KUCHING (April 13): A new ray of hope is shining on the underserved regions of Sarawak through a first-of-its-kind public-private partnership, backed by the Ministry of Health Malaysia (MOH), Malaysian Society of Anaesthesiologists (MSA) and Subang Jaya Medical Centre (SJMC).

Through the Global Surgery Initiative (GSI) programme, highly skilled and compassionate doctors, medical officers, and nurses from Sarawak General Hospital (SGH), Sri Aman Hospital 2 and SJMC joined hands to perform an impressive 34 surgeries in a week, thereby improving lives and leaving a lasting impact on the communities they serve, said a press statement.

Malaysian Society of Anaesthesiologists (MSA) president Prof Dr Ina Ismiarti Shariffuddin said the GSI initiative is a noble cause that empowers patients without access to critical medical services.
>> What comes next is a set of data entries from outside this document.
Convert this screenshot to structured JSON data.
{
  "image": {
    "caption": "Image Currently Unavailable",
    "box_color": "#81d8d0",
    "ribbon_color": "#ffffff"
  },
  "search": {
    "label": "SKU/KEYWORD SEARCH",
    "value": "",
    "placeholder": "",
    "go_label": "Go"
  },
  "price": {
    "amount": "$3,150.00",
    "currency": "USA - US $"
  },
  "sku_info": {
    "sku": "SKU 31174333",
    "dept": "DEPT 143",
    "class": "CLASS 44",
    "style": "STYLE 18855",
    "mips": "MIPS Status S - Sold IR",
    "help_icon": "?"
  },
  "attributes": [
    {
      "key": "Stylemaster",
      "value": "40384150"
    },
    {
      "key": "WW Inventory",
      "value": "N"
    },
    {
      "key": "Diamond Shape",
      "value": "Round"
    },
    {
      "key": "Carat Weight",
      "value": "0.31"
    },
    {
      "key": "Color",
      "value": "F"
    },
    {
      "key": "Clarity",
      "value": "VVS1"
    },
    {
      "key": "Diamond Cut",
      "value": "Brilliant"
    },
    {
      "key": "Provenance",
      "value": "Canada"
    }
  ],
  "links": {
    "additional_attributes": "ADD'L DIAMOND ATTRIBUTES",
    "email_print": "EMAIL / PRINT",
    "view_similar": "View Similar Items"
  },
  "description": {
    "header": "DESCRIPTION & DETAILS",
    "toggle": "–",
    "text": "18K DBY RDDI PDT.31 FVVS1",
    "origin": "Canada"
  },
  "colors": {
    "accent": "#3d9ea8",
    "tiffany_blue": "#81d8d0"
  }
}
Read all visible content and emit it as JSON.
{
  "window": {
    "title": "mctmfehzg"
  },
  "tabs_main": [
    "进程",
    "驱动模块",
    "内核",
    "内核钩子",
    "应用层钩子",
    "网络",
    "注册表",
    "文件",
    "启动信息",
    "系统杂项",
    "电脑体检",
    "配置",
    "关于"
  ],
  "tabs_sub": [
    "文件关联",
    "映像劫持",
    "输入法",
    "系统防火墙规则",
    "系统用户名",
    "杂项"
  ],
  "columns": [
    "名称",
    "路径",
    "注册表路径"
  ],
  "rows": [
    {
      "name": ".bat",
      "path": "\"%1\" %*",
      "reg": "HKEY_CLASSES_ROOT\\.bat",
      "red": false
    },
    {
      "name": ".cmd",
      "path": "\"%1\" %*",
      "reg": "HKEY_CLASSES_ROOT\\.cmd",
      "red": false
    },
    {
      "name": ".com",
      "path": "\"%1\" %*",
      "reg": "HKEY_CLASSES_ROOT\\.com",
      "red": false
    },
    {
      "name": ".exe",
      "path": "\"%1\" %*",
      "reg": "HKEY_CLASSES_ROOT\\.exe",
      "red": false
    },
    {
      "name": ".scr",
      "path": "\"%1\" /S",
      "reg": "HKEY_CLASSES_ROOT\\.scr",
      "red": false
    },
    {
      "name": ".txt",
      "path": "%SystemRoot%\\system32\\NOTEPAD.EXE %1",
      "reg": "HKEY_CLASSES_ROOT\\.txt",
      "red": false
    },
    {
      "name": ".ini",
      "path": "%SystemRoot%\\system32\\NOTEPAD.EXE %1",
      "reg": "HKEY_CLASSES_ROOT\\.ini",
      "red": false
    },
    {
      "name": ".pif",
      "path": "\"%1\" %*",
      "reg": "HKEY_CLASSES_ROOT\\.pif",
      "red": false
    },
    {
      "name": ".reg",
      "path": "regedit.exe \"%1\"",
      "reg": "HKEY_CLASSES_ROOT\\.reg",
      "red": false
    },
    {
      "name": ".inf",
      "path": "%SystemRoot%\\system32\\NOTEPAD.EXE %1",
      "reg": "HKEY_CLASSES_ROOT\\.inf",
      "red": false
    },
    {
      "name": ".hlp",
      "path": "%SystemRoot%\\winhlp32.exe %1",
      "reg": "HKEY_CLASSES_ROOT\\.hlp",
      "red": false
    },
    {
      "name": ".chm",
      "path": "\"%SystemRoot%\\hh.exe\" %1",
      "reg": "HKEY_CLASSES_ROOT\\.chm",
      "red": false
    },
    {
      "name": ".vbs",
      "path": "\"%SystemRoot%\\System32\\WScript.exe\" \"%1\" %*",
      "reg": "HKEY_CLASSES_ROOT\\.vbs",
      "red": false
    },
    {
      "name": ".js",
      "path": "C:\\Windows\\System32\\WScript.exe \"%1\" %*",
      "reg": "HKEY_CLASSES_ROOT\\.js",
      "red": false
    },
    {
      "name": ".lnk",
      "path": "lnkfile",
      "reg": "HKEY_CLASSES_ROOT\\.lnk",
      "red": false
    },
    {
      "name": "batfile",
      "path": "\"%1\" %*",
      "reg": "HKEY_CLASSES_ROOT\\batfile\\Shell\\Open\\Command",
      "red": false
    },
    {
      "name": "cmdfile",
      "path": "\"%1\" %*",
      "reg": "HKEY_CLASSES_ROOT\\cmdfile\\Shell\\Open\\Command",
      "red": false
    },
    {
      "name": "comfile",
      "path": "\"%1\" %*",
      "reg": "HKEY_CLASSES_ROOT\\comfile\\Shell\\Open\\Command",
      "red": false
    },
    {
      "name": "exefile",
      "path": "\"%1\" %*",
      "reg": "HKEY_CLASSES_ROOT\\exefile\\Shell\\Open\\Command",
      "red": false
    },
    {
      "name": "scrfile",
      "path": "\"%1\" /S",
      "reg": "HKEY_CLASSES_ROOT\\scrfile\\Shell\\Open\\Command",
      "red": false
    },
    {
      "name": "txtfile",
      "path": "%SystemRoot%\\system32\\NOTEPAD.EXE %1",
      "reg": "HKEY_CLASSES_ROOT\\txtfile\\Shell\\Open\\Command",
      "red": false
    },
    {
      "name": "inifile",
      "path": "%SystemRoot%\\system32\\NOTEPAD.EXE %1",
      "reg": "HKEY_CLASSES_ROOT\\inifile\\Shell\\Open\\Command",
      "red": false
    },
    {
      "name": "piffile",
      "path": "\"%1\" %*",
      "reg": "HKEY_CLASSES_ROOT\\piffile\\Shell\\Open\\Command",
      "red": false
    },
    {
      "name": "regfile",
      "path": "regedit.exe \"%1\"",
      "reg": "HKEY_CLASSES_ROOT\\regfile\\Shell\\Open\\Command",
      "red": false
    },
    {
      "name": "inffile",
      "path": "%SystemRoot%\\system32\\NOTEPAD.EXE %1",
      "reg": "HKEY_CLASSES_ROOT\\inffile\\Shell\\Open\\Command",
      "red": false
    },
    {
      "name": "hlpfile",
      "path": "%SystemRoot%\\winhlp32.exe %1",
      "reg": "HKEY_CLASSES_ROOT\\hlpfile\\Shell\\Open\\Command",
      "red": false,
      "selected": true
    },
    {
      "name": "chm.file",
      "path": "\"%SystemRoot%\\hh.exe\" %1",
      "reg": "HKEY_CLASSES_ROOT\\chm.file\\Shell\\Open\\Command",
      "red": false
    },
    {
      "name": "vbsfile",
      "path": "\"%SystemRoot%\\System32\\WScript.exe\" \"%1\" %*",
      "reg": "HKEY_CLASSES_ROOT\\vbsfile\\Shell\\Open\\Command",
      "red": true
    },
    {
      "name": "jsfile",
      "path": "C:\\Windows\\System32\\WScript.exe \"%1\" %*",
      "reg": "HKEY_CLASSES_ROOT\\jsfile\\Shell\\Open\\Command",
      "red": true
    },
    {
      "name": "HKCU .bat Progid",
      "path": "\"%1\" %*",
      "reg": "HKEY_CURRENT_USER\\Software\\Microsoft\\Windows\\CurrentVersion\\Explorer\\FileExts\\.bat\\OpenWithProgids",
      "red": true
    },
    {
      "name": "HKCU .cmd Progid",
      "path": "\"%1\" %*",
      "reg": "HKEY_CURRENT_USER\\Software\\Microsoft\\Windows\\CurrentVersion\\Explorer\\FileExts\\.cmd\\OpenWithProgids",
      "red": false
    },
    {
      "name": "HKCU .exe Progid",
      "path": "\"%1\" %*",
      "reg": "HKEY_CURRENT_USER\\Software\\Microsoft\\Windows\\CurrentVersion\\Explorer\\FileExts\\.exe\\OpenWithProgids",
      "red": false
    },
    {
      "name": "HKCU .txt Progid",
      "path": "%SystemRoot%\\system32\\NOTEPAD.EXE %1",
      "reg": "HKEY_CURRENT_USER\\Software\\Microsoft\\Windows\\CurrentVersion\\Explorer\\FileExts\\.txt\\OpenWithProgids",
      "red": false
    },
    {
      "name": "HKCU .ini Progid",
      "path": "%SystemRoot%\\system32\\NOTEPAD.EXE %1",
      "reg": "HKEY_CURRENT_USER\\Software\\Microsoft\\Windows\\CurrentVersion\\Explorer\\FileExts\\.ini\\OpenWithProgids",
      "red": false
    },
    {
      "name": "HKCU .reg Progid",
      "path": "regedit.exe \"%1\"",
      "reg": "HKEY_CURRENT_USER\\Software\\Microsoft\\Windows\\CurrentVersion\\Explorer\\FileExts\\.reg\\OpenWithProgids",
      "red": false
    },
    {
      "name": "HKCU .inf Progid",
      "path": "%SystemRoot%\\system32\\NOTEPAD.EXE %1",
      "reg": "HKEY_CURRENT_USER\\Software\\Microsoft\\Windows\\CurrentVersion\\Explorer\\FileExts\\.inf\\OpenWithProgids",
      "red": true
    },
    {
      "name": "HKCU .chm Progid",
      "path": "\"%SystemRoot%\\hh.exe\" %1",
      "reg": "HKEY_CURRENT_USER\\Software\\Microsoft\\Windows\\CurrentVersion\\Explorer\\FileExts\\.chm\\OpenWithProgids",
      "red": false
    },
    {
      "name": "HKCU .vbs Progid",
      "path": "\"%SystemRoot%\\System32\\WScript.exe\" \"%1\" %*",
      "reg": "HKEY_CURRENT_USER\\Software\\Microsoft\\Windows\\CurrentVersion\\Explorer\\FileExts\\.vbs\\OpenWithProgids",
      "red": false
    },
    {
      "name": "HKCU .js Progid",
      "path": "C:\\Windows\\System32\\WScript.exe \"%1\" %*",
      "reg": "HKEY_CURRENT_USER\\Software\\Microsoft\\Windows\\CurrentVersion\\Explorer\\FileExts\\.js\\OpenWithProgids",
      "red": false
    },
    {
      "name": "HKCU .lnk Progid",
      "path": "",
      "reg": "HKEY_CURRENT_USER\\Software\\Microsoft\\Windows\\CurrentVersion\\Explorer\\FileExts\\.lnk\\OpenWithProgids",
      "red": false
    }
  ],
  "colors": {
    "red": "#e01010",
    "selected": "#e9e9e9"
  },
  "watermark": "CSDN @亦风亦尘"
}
“We are grateful to be a part of this effort to establish safe and patient-centred anaesthesia. The dedication and expertise of healthcare professionals involved in this programme are remarkable, a testament to their tireless efforts in improving countless lives.

“This initiative sets an example for us to follow as we work towards bridging critical healthcare gaps and making a difference,” she said.

From gallstones to kidney failures, a team of highly skilled healthcare professionals tackled a diverse range of complex cases.

Dr Gunalan Palari Arumugam, chairman of the Medical Advisory Board, SJMC and Consultant Anaesthesiologist and Critical Care Physician, SJMC, worked together with the medical team in performing various surgeries.

“We can be the doers, movers, and shakers of the imperfect healthcare system instead of lamenting its flaws. The success of the project was made possible by the hard work of many individuals, and the hope is that more doctors will come forward to contribute their time and expertise in the future.

“The GSI programme serves as an example of how individuals can take ownership and responsibility for driving positive change and building a better, more equitable healthcare system for all,” he said.

The team of medical experts from SJMC who made the GSI programme a success included not only consultant general and hepatobiliary surgeon Dr R Krishnan Raman, consultant general and hepatobiliary surgeon Dr Haritharan Thamutaram, and consultant general and vascular surgeon Dr Liew Ngoh Chin, but also a dedicated team of nurses and other healthcare professionals.

The medical team’s expertise and tireless efforts were crucial in bringing GSI to life. Their commitment to improving access to surgical services is inspiring, urging others to support similar initiatives that bring life-saving treatments closer to underserved communities.

Together, every patient can have access to quality healthcare services regardless of their location or financial situation.